▸ **Task material**:

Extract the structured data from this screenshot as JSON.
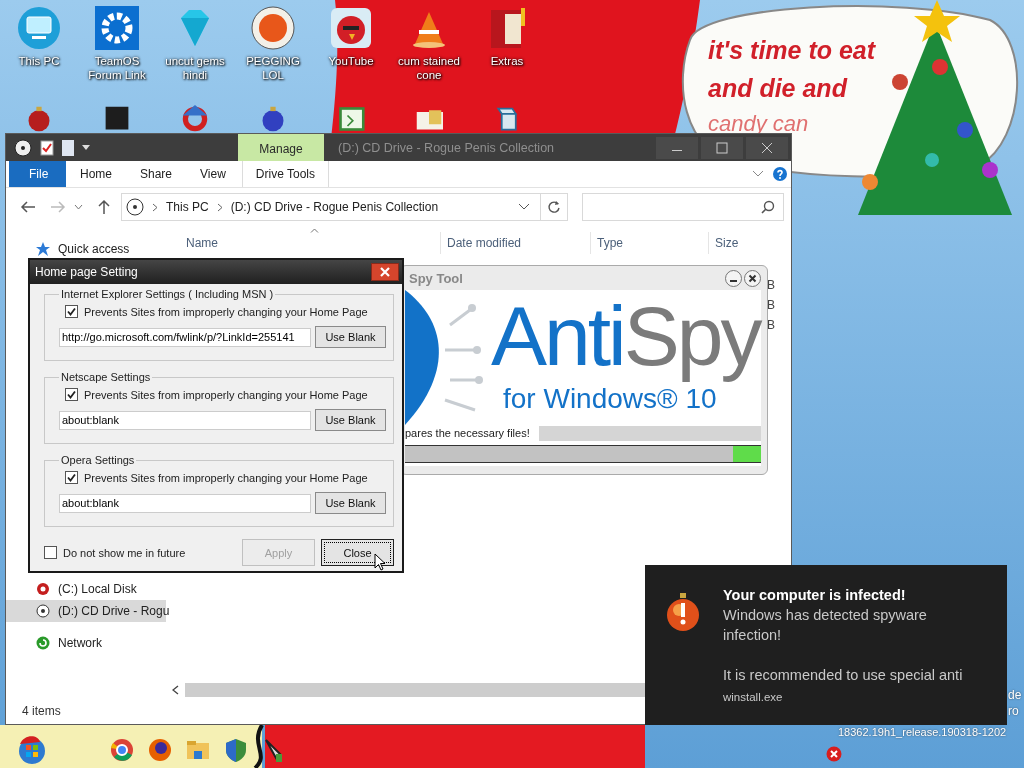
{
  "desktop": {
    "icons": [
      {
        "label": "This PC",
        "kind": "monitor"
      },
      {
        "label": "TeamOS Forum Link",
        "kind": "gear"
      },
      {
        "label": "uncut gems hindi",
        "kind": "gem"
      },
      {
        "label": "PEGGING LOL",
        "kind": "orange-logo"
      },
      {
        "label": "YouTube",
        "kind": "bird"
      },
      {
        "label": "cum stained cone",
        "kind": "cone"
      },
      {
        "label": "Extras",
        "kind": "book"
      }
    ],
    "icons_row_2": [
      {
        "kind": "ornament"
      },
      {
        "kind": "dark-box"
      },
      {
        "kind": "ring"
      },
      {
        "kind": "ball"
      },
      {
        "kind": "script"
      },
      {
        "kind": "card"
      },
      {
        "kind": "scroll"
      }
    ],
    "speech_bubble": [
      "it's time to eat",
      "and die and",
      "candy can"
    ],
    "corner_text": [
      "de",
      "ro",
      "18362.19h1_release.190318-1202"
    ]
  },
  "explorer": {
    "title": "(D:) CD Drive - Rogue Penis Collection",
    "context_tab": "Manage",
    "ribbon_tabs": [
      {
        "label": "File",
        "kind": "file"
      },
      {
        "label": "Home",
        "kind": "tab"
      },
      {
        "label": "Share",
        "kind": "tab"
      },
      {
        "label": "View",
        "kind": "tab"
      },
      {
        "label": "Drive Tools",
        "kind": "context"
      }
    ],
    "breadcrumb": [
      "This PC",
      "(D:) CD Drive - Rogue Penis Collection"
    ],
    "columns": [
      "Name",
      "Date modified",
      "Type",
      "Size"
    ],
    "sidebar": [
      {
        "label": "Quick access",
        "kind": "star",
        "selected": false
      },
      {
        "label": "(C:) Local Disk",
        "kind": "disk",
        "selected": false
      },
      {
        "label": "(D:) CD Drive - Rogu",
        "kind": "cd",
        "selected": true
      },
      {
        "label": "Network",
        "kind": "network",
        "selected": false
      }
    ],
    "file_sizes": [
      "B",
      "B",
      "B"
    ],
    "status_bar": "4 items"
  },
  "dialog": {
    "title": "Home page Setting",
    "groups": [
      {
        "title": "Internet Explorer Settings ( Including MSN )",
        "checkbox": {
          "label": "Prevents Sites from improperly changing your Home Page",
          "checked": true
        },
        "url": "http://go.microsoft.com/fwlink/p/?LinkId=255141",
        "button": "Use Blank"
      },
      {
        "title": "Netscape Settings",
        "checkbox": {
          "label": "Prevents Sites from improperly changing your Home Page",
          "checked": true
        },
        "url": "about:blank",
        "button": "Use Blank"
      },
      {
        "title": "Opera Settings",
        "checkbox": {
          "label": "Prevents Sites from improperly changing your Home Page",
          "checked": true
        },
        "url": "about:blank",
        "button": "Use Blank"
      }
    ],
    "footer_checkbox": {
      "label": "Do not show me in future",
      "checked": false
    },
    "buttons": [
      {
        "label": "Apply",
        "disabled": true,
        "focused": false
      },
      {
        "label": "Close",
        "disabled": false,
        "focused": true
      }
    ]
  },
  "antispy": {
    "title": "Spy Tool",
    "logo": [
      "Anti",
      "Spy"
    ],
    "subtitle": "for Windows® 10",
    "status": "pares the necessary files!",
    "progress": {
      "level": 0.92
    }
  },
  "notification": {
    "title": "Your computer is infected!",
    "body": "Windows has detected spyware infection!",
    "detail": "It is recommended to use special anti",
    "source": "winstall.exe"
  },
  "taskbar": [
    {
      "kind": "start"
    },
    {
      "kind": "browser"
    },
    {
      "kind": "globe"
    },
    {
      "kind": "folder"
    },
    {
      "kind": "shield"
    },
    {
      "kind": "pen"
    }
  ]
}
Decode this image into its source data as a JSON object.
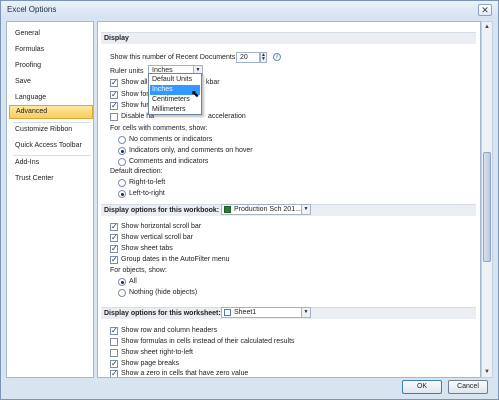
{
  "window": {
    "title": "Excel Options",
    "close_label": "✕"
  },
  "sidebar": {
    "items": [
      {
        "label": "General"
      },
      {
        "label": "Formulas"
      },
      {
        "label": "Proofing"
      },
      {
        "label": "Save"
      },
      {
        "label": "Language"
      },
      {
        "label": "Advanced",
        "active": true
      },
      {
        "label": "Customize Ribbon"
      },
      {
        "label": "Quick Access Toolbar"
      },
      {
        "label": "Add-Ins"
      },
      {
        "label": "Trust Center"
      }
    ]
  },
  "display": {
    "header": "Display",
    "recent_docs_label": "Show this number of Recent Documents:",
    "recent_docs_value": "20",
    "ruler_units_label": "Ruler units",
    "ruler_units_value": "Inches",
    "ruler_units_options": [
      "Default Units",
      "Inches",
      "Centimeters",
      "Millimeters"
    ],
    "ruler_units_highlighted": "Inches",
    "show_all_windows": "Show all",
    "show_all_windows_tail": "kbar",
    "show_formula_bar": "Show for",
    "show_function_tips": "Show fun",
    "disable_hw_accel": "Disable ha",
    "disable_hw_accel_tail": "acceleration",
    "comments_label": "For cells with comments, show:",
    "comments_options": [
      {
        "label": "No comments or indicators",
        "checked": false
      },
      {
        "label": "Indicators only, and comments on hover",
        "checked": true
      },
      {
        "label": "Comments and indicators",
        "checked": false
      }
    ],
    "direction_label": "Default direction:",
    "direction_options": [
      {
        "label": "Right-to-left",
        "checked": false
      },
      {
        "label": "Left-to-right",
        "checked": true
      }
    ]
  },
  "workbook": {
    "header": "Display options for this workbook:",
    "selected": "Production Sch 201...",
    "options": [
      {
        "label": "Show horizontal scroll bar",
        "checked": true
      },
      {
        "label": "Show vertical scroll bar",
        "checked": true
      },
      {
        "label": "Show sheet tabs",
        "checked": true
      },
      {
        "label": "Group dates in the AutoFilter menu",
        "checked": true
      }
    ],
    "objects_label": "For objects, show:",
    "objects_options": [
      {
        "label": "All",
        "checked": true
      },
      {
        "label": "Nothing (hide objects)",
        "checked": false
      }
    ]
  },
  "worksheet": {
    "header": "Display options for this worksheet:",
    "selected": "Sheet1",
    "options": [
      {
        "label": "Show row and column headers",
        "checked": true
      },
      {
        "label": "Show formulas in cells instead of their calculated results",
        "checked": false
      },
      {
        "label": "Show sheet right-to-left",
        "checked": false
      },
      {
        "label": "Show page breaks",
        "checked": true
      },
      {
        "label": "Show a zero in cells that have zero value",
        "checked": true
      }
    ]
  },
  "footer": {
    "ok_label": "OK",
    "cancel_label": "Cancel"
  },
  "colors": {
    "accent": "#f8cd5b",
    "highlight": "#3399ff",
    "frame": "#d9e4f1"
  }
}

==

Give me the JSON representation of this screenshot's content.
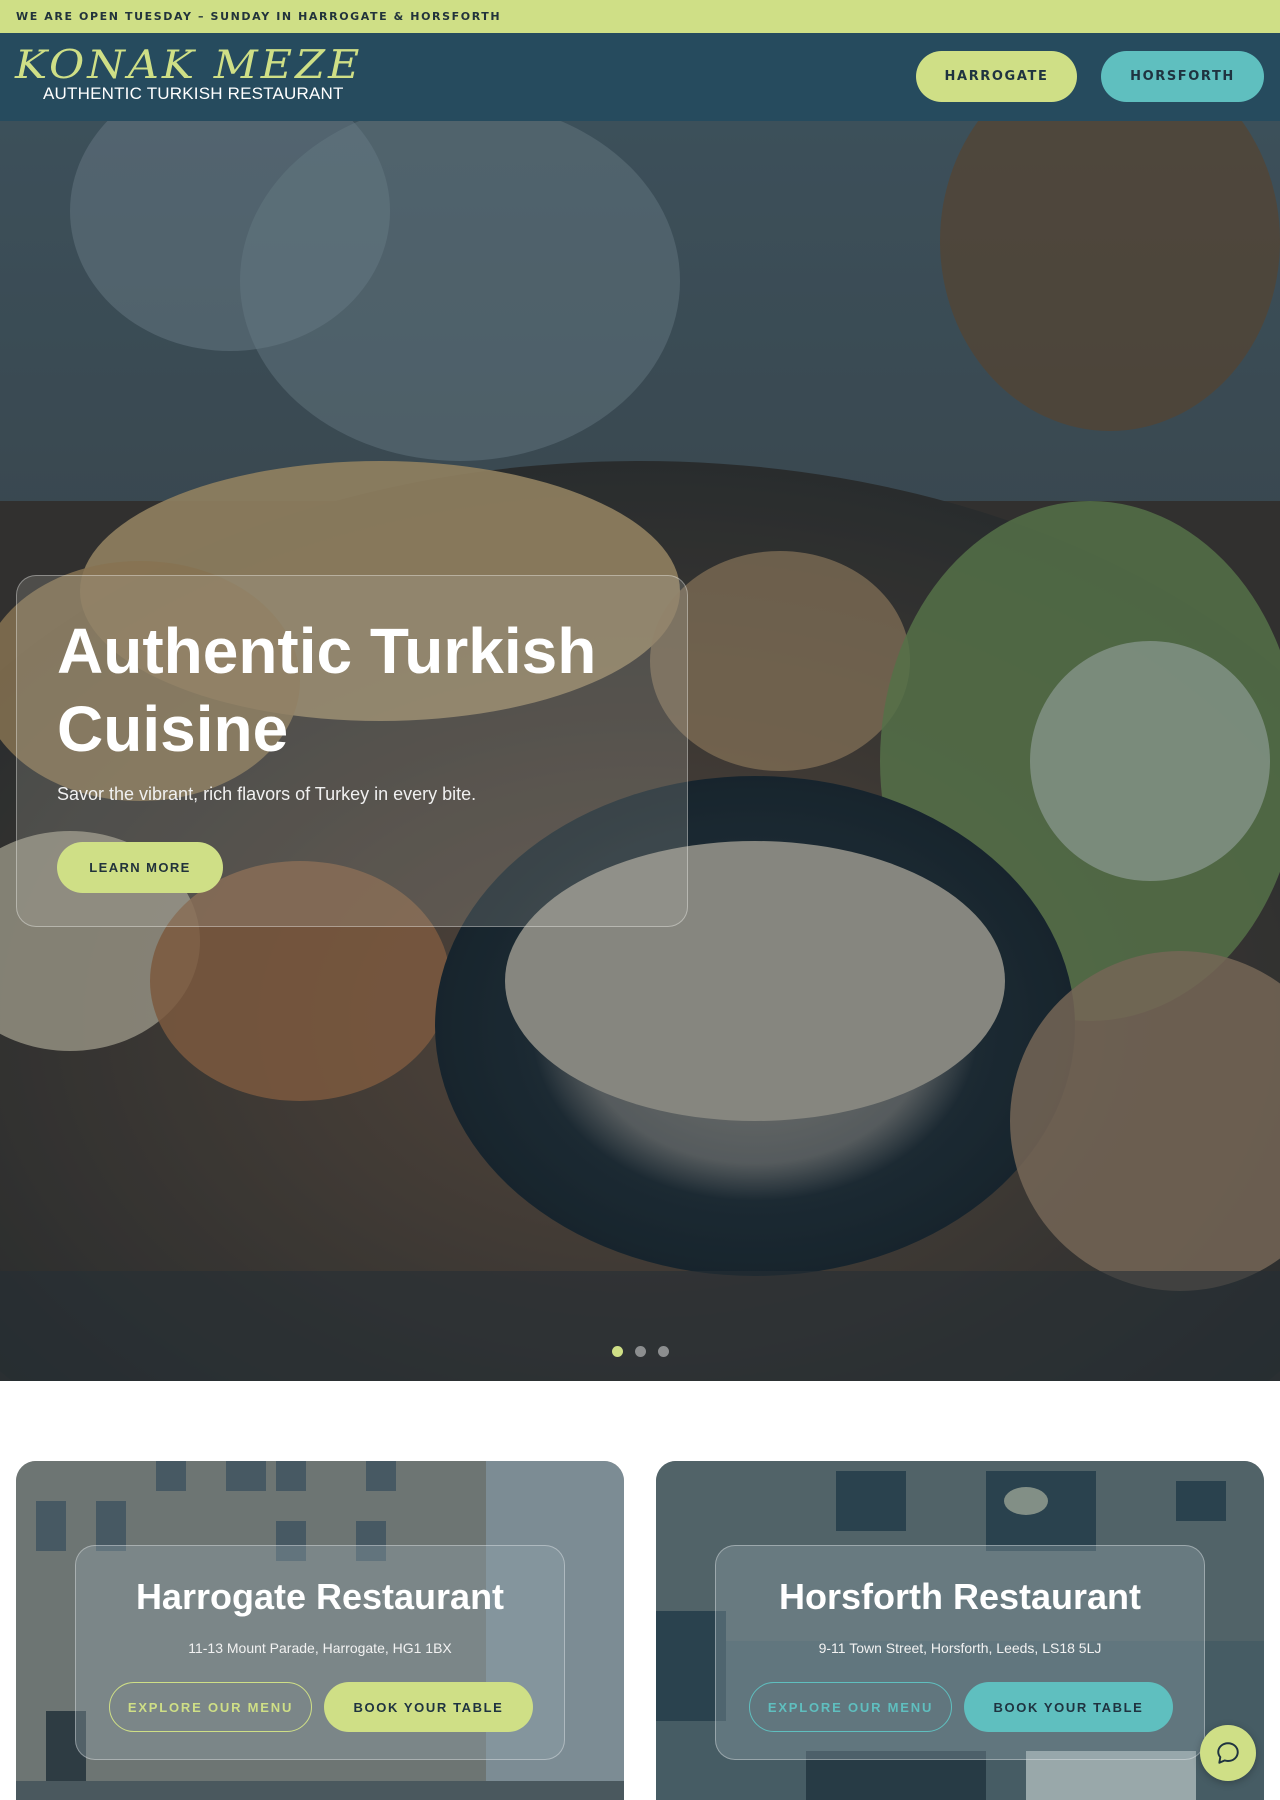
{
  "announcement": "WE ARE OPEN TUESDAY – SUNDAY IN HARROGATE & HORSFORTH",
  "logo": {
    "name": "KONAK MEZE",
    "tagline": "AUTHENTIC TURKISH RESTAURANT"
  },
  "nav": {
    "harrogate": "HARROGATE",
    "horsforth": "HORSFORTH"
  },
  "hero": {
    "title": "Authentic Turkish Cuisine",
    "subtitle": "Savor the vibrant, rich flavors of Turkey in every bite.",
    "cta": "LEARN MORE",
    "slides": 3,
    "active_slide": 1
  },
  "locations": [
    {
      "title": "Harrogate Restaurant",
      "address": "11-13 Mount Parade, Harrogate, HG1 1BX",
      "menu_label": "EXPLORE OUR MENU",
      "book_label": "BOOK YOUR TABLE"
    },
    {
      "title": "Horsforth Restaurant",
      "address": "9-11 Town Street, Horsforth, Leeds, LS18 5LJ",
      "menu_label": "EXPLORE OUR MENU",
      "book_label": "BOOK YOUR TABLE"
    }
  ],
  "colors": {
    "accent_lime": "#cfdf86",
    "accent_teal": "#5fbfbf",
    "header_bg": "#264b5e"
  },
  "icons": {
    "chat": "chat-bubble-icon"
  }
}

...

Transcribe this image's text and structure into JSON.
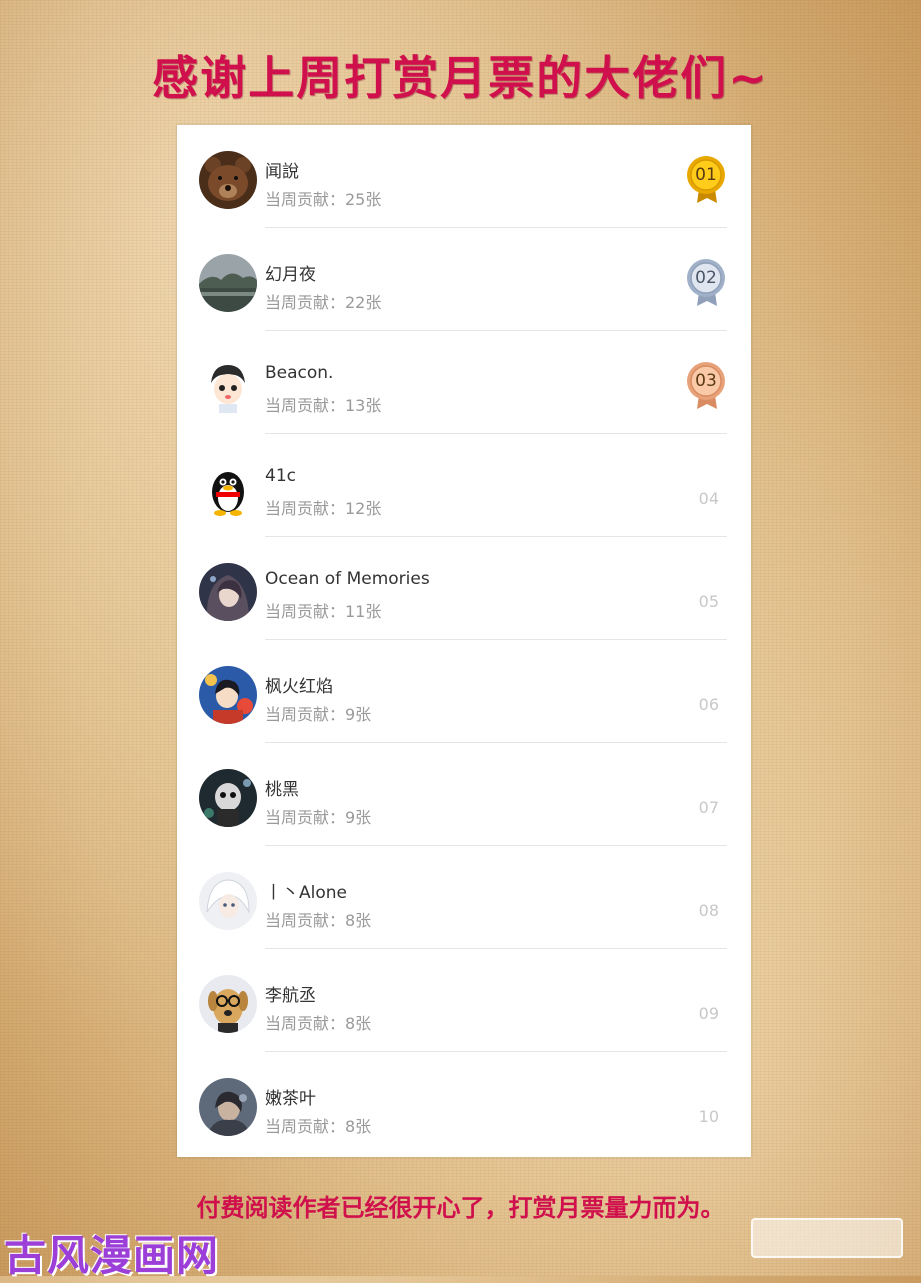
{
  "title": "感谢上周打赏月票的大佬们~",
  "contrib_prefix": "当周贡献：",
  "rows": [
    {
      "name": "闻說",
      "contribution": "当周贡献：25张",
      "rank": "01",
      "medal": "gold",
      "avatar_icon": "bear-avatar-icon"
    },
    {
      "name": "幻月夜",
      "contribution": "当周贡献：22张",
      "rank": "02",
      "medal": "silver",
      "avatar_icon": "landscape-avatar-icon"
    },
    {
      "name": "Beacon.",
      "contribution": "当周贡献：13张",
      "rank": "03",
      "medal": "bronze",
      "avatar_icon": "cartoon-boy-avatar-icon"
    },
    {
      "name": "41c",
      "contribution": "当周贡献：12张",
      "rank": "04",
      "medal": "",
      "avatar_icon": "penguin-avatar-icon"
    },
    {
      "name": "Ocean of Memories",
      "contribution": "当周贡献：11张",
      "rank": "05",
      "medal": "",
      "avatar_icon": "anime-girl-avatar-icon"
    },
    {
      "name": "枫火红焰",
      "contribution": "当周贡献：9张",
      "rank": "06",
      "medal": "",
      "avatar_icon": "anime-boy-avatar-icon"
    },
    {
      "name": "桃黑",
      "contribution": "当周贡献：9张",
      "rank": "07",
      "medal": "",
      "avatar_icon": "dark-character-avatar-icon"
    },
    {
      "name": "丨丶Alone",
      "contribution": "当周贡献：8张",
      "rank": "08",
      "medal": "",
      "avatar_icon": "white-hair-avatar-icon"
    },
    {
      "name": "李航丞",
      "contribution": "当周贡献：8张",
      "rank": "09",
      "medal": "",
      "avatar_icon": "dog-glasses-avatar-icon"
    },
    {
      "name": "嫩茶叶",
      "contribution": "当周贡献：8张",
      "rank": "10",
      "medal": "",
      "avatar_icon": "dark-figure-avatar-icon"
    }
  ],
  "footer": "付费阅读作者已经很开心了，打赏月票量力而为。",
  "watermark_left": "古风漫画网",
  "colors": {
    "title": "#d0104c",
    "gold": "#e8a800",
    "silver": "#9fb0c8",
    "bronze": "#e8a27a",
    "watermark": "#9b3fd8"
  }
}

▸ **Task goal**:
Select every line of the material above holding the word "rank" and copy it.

▸ **Problem solution**:
      "rank": "01",
      "rank": "02",
      "rank": "03",
      "rank": "04",
      "rank": "05",
      "rank": "06",
      "rank": "07",
      "rank": "08",
      "rank": "09",
      "rank": "10",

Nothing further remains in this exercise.